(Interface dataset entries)

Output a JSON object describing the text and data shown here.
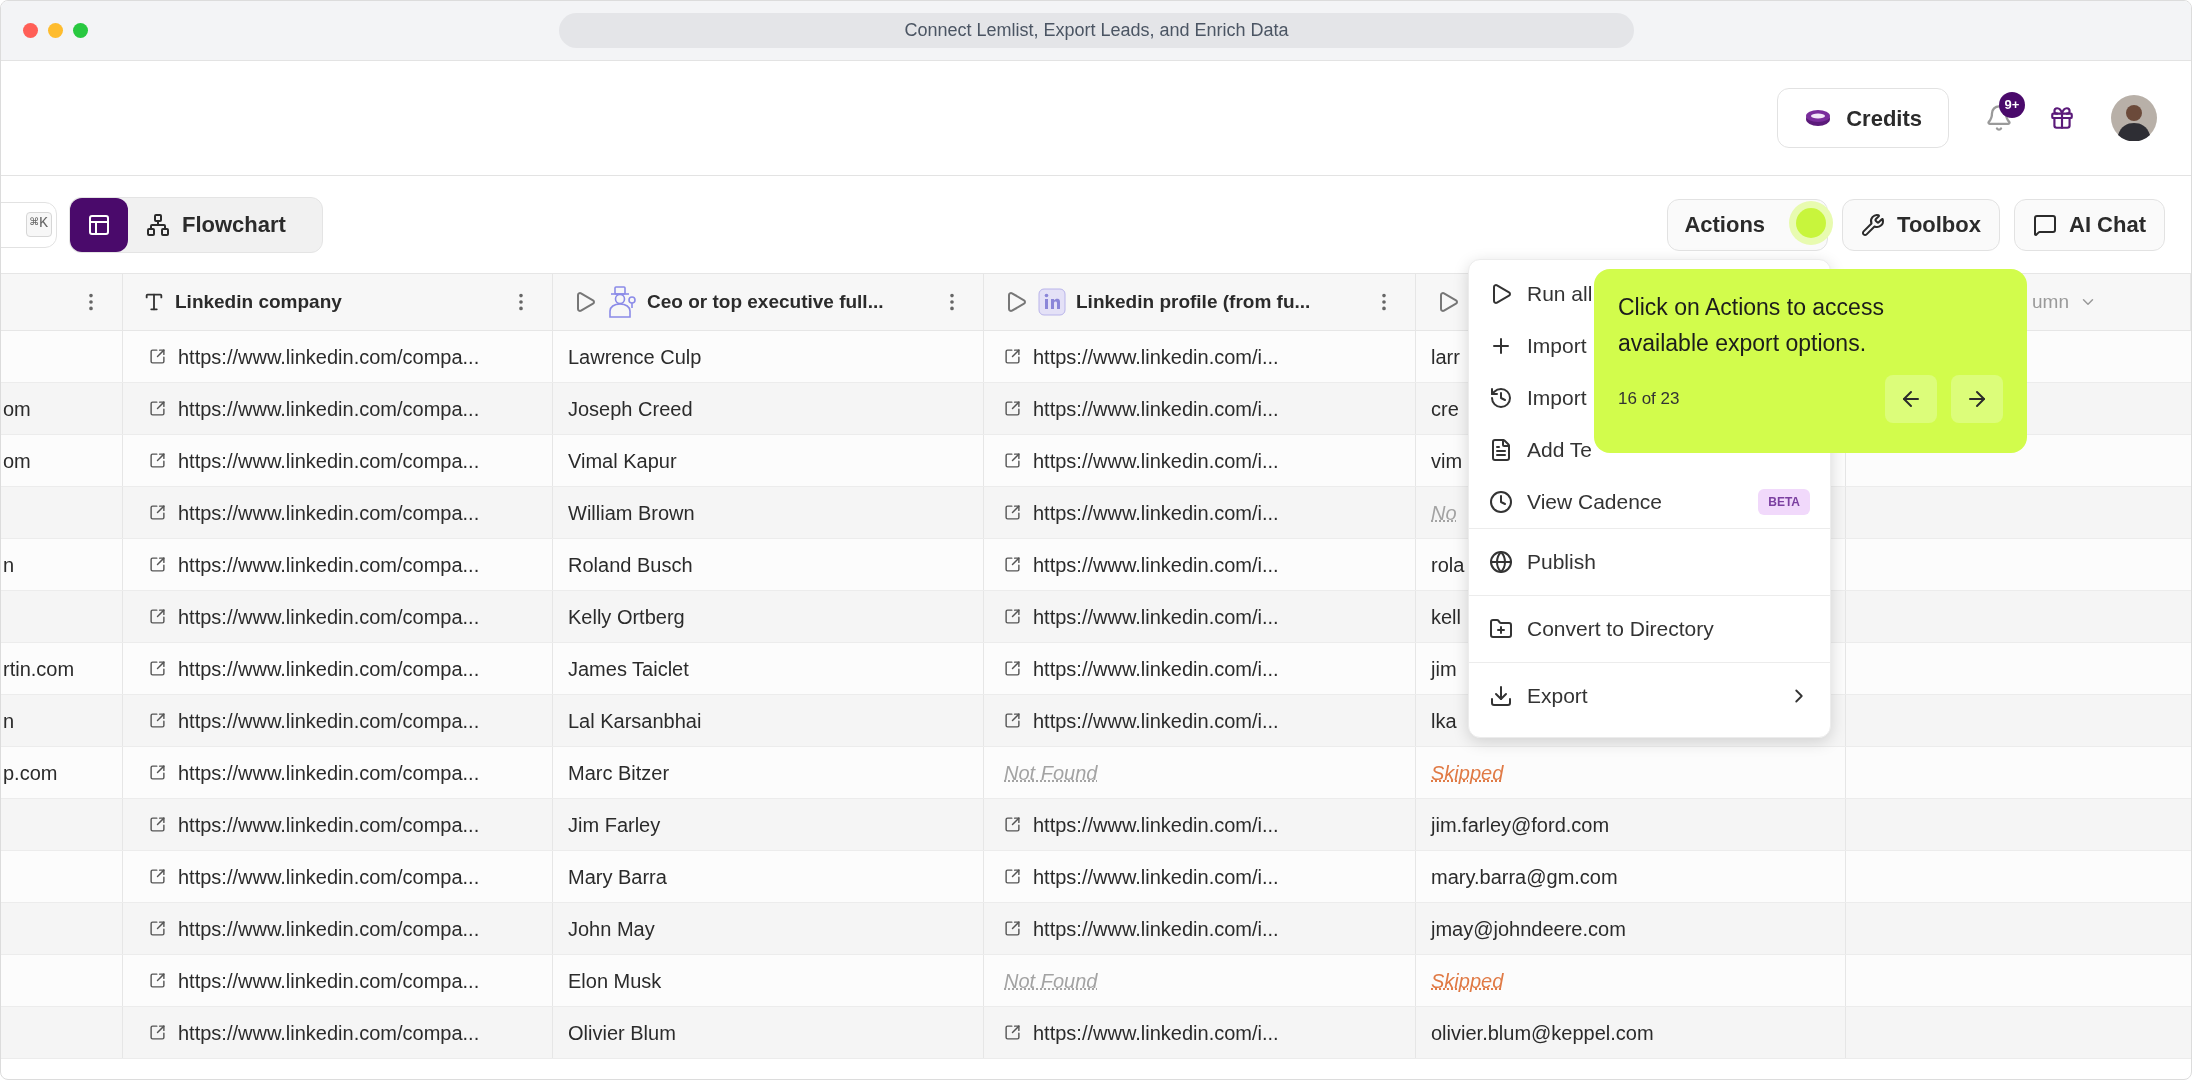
{
  "window": {
    "title": "Connect Lemlist, Export Leads, and Enrich Data"
  },
  "header": {
    "credits_button": "Credits",
    "notification_badge": "9+"
  },
  "toolbar": {
    "shortcut_key": "⌘K",
    "views": [
      {
        "kind": "table",
        "selected": true
      },
      {
        "kind": "flowchart",
        "label": "Flowchart",
        "selected": false
      }
    ],
    "buttons": [
      {
        "kind": "actions",
        "label": "Actions"
      },
      {
        "kind": "toolbox",
        "label": "Toolbox"
      },
      {
        "kind": "chat",
        "label": "AI Chat"
      }
    ]
  },
  "table": {
    "columns": [
      {
        "kind": "cut"
      },
      {
        "kind": "text",
        "label": "Linkedin company"
      },
      {
        "kind": "ceo",
        "label": "Ceo or top executive full..."
      },
      {
        "kind": "linkedin",
        "label": "Linkedin profile (from fu..."
      },
      {
        "kind": "hidden"
      },
      {
        "kind": "add",
        "label": "umn"
      }
    ],
    "rows": [
      {
        "column_1": "",
        "company": "https://www.linkedin.com/compa...",
        "ceo": "Lawrence Culp",
        "profile": {
          "kind": "link",
          "text": "https://www.linkedin.com/i..."
        },
        "email": {
          "kind": "text",
          "text": "larr"
        }
      },
      {
        "column_1": "om",
        "company": "https://www.linkedin.com/compa...",
        "ceo": "Joseph Creed",
        "profile": {
          "kind": "link",
          "text": "https://www.linkedin.com/i..."
        },
        "email": {
          "kind": "text",
          "text": "cre"
        }
      },
      {
        "column_1": "om",
        "company": "https://www.linkedin.com/compa...",
        "ceo": "Vimal Kapur",
        "profile": {
          "kind": "link",
          "text": "https://www.linkedin.com/i..."
        },
        "email": {
          "kind": "text",
          "text": "vim"
        }
      },
      {
        "column_1": "",
        "company": "https://www.linkedin.com/compa...",
        "ceo": "William Brown",
        "profile": {
          "kind": "link",
          "text": "https://www.linkedin.com/i..."
        },
        "email": {
          "kind": "not_found",
          "text": "No"
        }
      },
      {
        "column_1": "n",
        "company": "https://www.linkedin.com/compa...",
        "ceo": "Roland Busch",
        "profile": {
          "kind": "link",
          "text": "https://www.linkedin.com/i..."
        },
        "email": {
          "kind": "text",
          "text": "rola"
        }
      },
      {
        "column_1": "",
        "company": "https://www.linkedin.com/compa...",
        "ceo": "Kelly Ortberg",
        "profile": {
          "kind": "link",
          "text": "https://www.linkedin.com/i..."
        },
        "email": {
          "kind": "text",
          "text": "kell"
        }
      },
      {
        "column_1": "rtin.com",
        "company": "https://www.linkedin.com/compa...",
        "ceo": "James Taiclet",
        "profile": {
          "kind": "link",
          "text": "https://www.linkedin.com/i..."
        },
        "email": {
          "kind": "text",
          "text": "jim"
        }
      },
      {
        "column_1": "n",
        "company": "https://www.linkedin.com/compa...",
        "ceo": "Lal Karsanbhai",
        "profile": {
          "kind": "link",
          "text": "https://www.linkedin.com/i..."
        },
        "email": {
          "kind": "text",
          "text": "lka"
        }
      },
      {
        "column_1": "p.com",
        "company": "https://www.linkedin.com/compa...",
        "ceo": "Marc Bitzer",
        "profile": {
          "kind": "not_found",
          "text": "Not Found"
        },
        "email": {
          "kind": "skipped",
          "text": "Skipped"
        }
      },
      {
        "column_1": "",
        "company": "https://www.linkedin.com/compa...",
        "ceo": "Jim Farley",
        "profile": {
          "kind": "link",
          "text": "https://www.linkedin.com/i..."
        },
        "email": {
          "kind": "text",
          "text": "jim.farley@ford.com"
        }
      },
      {
        "column_1": "",
        "company": "https://www.linkedin.com/compa...",
        "ceo": "Mary Barra",
        "profile": {
          "kind": "link",
          "text": "https://www.linkedin.com/i..."
        },
        "email": {
          "kind": "text",
          "text": "mary.barra@gm.com"
        }
      },
      {
        "column_1": "",
        "company": "https://www.linkedin.com/compa...",
        "ceo": "John May",
        "profile": {
          "kind": "link",
          "text": "https://www.linkedin.com/i..."
        },
        "email": {
          "kind": "text",
          "text": "jmay@johndeere.com"
        }
      },
      {
        "column_1": "",
        "company": "https://www.linkedin.com/compa...",
        "ceo": "Elon Musk",
        "profile": {
          "kind": "not_found",
          "text": "Not Found"
        },
        "email": {
          "kind": "skipped",
          "text": "Skipped"
        }
      },
      {
        "column_1": "",
        "company": "https://www.linkedin.com/compa...",
        "ceo": "Olivier Blum",
        "profile": {
          "kind": "link",
          "text": "https://www.linkedin.com/i..."
        },
        "email": {
          "kind": "text",
          "text": "olivier.blum@keppel.com"
        }
      }
    ]
  },
  "menu": {
    "sections": [
      {
        "items": [
          {
            "kind": "run",
            "label": "Run all"
          },
          {
            "kind": "import",
            "label": "Import"
          },
          {
            "kind": "history",
            "label": "Import"
          },
          {
            "kind": "file",
            "label": "Add Te"
          },
          {
            "kind": "clock",
            "label": "View Cadence",
            "badge": "BETA"
          }
        ]
      },
      {
        "items": [
          {
            "kind": "globe",
            "label": "Publish"
          }
        ]
      },
      {
        "items": [
          {
            "kind": "folder",
            "label": "Convert to Directory"
          }
        ]
      },
      {
        "items": [
          {
            "kind": "download",
            "label": "Export",
            "submenu": true
          }
        ]
      }
    ]
  },
  "tooltip": {
    "text": "Click on Actions to access available export options.",
    "step": "16 of 23"
  }
}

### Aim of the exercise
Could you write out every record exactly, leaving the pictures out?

### Output for this task
Output a JSON object describing the text and data shown here.
{
  "window": {
    "title": "Connect Lemlist, Export Leads, and Enrich Data"
  },
  "header": {
    "credits_button": "Credits",
    "notification_badge": "9+"
  },
  "toolbar": {
    "shortcut_key": "⌘K",
    "views": [
      {
        "kind": "table",
        "selected": true
      },
      {
        "kind": "flowchart",
        "label": "Flowchart",
        "selected": false
      }
    ],
    "buttons": [
      {
        "kind": "actions",
        "label": "Actions"
      },
      {
        "kind": "toolbox",
        "label": "Toolbox"
      },
      {
        "kind": "chat",
        "label": "AI Chat"
      }
    ]
  },
  "table": {
    "columns": [
      {
        "kind": "cut"
      },
      {
        "kind": "text",
        "label": "Linkedin company"
      },
      {
        "kind": "ceo",
        "label": "Ceo or top executive full..."
      },
      {
        "kind": "linkedin",
        "label": "Linkedin profile (from fu..."
      },
      {
        "kind": "hidden"
      },
      {
        "kind": "add",
        "label": "umn"
      }
    ],
    "rows": [
      {
        "column_1": "",
        "company": "https://www.linkedin.com/compa...",
        "ceo": "Lawrence Culp",
        "profile": {
          "kind": "link",
          "text": "https://www.linkedin.com/i..."
        },
        "email": {
          "kind": "text",
          "text": "larr"
        }
      },
      {
        "column_1": "om",
        "company": "https://www.linkedin.com/compa...",
        "ceo": "Joseph Creed",
        "profile": {
          "kind": "link",
          "text": "https://www.linkedin.com/i..."
        },
        "email": {
          "kind": "text",
          "text": "cre"
        }
      },
      {
        "column_1": "om",
        "company": "https://www.linkedin.com/compa...",
        "ceo": "Vimal Kapur",
        "profile": {
          "kind": "link",
          "text": "https://www.linkedin.com/i..."
        },
        "email": {
          "kind": "text",
          "text": "vim"
        }
      },
      {
        "column_1": "",
        "company": "https://www.linkedin.com/compa...",
        "ceo": "William Brown",
        "profile": {
          "kind": "link",
          "text": "https://www.linkedin.com/i..."
        },
        "email": {
          "kind": "not_found",
          "text": "No"
        }
      },
      {
        "column_1": "n",
        "company": "https://www.linkedin.com/compa...",
        "ceo": "Roland Busch",
        "profile": {
          "kind": "link",
          "text": "https://www.linkedin.com/i..."
        },
        "email": {
          "kind": "text",
          "text": "rola"
        }
      },
      {
        "column_1": "",
        "company": "https://www.linkedin.com/compa...",
        "ceo": "Kelly Ortberg",
        "profile": {
          "kind": "link",
          "text": "https://www.linkedin.com/i..."
        },
        "email": {
          "kind": "text",
          "text": "kell"
        }
      },
      {
        "column_1": "rtin.com",
        "company": "https://www.linkedin.com/compa...",
        "ceo": "James Taiclet",
        "profile": {
          "kind": "link",
          "text": "https://www.linkedin.com/i..."
        },
        "email": {
          "kind": "text",
          "text": "jim"
        }
      },
      {
        "column_1": "n",
        "company": "https://www.linkedin.com/compa...",
        "ceo": "Lal Karsanbhai",
        "profile": {
          "kind": "link",
          "text": "https://www.linkedin.com/i..."
        },
        "email": {
          "kind": "text",
          "text": "lka"
        }
      },
      {
        "column_1": "p.com",
        "company": "https://www.linkedin.com/compa...",
        "ceo": "Marc Bitzer",
        "profile": {
          "kind": "not_found",
          "text": "Not Found"
        },
        "email": {
          "kind": "skipped",
          "text": "Skipped"
        }
      },
      {
        "column_1": "",
        "company": "https://www.linkedin.com/compa...",
        "ceo": "Jim Farley",
        "profile": {
          "kind": "link",
          "text": "https://www.linkedin.com/i..."
        },
        "email": {
          "kind": "text",
          "text": "jim.farley@ford.com"
        }
      },
      {
        "column_1": "",
        "company": "https://www.linkedin.com/compa...",
        "ceo": "Mary Barra",
        "profile": {
          "kind": "link",
          "text": "https://www.linkedin.com/i..."
        },
        "email": {
          "kind": "text",
          "text": "mary.barra@gm.com"
        }
      },
      {
        "column_1": "",
        "company": "https://www.linkedin.com/compa...",
        "ceo": "John May",
        "profile": {
          "kind": "link",
          "text": "https://www.linkedin.com/i..."
        },
        "email": {
          "kind": "text",
          "text": "jmay@johndeere.com"
        }
      },
      {
        "column_1": "",
        "company": "https://www.linkedin.com/compa...",
        "ceo": "Elon Musk",
        "profile": {
          "kind": "not_found",
          "text": "Not Found"
        },
        "email": {
          "kind": "skipped",
          "text": "Skipped"
        }
      },
      {
        "column_1": "",
        "company": "https://www.linkedin.com/compa...",
        "ceo": "Olivier Blum",
        "profile": {
          "kind": "link",
          "text": "https://www.linkedin.com/i..."
        },
        "email": {
          "kind": "text",
          "text": "olivier.blum@keppel.com"
        }
      }
    ]
  },
  "menu": {
    "sections": [
      {
        "items": [
          {
            "kind": "run",
            "label": "Run all"
          },
          {
            "kind": "import",
            "label": "Import"
          },
          {
            "kind": "history",
            "label": "Import"
          },
          {
            "kind": "file",
            "label": "Add Te"
          },
          {
            "kind": "clock",
            "label": "View Cadence",
            "badge": "BETA"
          }
        ]
      },
      {
        "items": [
          {
            "kind": "globe",
            "label": "Publish"
          }
        ]
      },
      {
        "items": [
          {
            "kind": "folder",
            "label": "Convert to Directory"
          }
        ]
      },
      {
        "items": [
          {
            "kind": "download",
            "label": "Export",
            "submenu": true
          }
        ]
      }
    ]
  },
  "tooltip": {
    "text": "Click on Actions to access available export options.",
    "step": "16 of 23"
  }
}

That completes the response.